> WHAT YOU NEED TO DO
Please return the records below exactly as they stand.

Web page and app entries

# # # #

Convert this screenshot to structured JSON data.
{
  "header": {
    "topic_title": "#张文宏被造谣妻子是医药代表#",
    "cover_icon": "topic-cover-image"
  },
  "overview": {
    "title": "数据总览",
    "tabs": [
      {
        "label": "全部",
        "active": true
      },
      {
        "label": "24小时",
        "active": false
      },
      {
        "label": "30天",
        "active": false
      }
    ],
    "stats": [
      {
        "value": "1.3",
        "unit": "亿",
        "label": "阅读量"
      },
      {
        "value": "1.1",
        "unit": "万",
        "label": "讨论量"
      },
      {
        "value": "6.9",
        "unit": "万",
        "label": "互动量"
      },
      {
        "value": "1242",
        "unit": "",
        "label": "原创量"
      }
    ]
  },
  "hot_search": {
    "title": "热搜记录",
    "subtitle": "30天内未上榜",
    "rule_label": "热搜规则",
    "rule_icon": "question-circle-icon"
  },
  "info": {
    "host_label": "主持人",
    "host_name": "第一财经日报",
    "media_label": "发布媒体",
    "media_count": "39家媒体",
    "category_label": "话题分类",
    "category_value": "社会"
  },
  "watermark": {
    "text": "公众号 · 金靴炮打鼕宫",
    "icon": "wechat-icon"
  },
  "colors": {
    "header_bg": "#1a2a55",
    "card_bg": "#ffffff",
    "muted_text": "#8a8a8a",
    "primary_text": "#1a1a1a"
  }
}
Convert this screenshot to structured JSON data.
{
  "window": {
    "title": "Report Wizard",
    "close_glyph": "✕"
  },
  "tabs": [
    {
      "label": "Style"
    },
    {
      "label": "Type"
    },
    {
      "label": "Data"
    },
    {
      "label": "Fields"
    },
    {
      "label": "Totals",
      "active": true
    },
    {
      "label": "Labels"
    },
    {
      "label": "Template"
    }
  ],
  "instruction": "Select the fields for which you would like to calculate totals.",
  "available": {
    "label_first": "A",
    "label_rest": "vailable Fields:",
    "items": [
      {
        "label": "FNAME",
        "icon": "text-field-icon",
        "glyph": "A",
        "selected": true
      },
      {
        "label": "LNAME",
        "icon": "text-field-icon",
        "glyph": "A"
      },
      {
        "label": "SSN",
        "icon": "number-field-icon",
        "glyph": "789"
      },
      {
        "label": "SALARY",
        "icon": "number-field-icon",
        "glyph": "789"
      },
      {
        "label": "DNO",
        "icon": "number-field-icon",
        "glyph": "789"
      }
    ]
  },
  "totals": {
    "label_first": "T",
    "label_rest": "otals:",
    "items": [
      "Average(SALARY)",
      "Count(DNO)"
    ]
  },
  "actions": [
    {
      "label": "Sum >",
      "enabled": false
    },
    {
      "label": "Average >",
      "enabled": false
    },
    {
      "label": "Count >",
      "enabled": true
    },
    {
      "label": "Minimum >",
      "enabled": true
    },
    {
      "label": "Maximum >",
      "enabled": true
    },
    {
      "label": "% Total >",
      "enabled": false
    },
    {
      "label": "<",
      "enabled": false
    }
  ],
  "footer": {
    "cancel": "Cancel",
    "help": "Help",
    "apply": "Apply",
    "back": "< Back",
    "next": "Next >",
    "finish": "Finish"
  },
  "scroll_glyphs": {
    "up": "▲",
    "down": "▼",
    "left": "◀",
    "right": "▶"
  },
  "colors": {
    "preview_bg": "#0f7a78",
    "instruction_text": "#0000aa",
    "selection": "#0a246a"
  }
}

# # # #

> OUTPUT FOR THIS TASK
Convert this screenshot to structured JSON data.
{
  "header": {
    "topic_title": "#张文宏被造谣妻子是医药代表#",
    "cover_icon": "topic-cover-image"
  },
  "overview": {
    "title": "数据总览",
    "tabs": [
      {
        "label": "全部",
        "active": true
      },
      {
        "label": "24小时",
        "active": false
      },
      {
        "label": "30天",
        "active": false
      }
    ],
    "stats": [
      {
        "value": "1.3",
        "unit": "亿",
        "label": "阅读量"
      },
      {
        "value": "1.1",
        "unit": "万",
        "label": "讨论量"
      },
      {
        "value": "6.9",
        "unit": "万",
        "label": "互动量"
      },
      {
        "value": "1242",
        "unit": "",
        "label": "原创量"
      }
    ]
  },
  "hot_search": {
    "title": "热搜记录",
    "subtitle": "30天内未上榜",
    "rule_label": "热搜规则",
    "rule_icon": "question-circle-icon"
  },
  "info": {
    "host_label": "主持人",
    "host_name": "第一财经日报",
    "media_label": "发布媒体",
    "media_count": "39家媒体",
    "category_label": "话题分类",
    "category_value": "社会"
  },
  "watermark": {
    "text": "公众号 · 金靴炮打鼕宫",
    "icon": "wechat-icon"
  },
  "colors": {
    "header_bg": "#1a2a55",
    "card_bg": "#ffffff",
    "muted_text": "#8a8a8a",
    "primary_text": "#1a1a1a"
  }
}
Convert this screenshot to structured JSON data.
{
  "window": {
    "title": "Report Wizard",
    "close_glyph": "✕"
  },
  "tabs": [
    {
      "label": "Style"
    },
    {
      "label": "Type"
    },
    {
      "label": "Data"
    },
    {
      "label": "Fields"
    },
    {
      "label": "Totals",
      "active": true
    },
    {
      "label": "Labels"
    },
    {
      "label": "Template"
    }
  ],
  "instruction": "Select the fields for which you would like to calculate totals.",
  "available": {
    "label_first": "A",
    "label_rest": "vailable Fields:",
    "items": [
      {
        "label": "FNAME",
        "icon": "text-field-icon",
        "glyph": "A",
        "selected": true
      },
      {
        "label": "LNAME",
        "icon": "text-field-icon",
        "glyph": "A"
      },
      {
        "label": "SSN",
        "icon": "number-field-icon",
        "glyph": "789"
      },
      {
        "label": "SALARY",
        "icon": "number-field-icon",
        "glyph": "789"
      },
      {
        "label": "DNO",
        "icon": "number-field-icon",
        "glyph": "789"
      }
    ]
  },
  "totals": {
    "label_first": "T",
    "label_rest": "otals:",
    "items": [
      "Average(SALARY)",
      "Count(DNO)"
    ]
  },
  "actions": [
    {
      "label": "Sum >",
      "enabled": false
    },
    {
      "label": "Average >",
      "enabled": false
    },
    {
      "label": "Count >",
      "enabled": true
    },
    {
      "label": "Minimum >",
      "enabled": true
    },
    {
      "label": "Maximum >",
      "enabled": true
    },
    {
      "label": "% Total >",
      "enabled": false
    },
    {
      "label": "<",
      "enabled": false
    }
  ],
  "footer": {
    "cancel": "Cancel",
    "help": "Help",
    "apply": "Apply",
    "back": "< Back",
    "next": "Next >",
    "finish": "Finish"
  },
  "scroll_glyphs": {
    "up": "▲",
    "down": "▼",
    "left": "◀",
    "right": "▶"
  },
  "colors": {
    "preview_bg": "#0f7a78",
    "instruction_text": "#0000aa",
    "selection": "#0a246a"
  }
}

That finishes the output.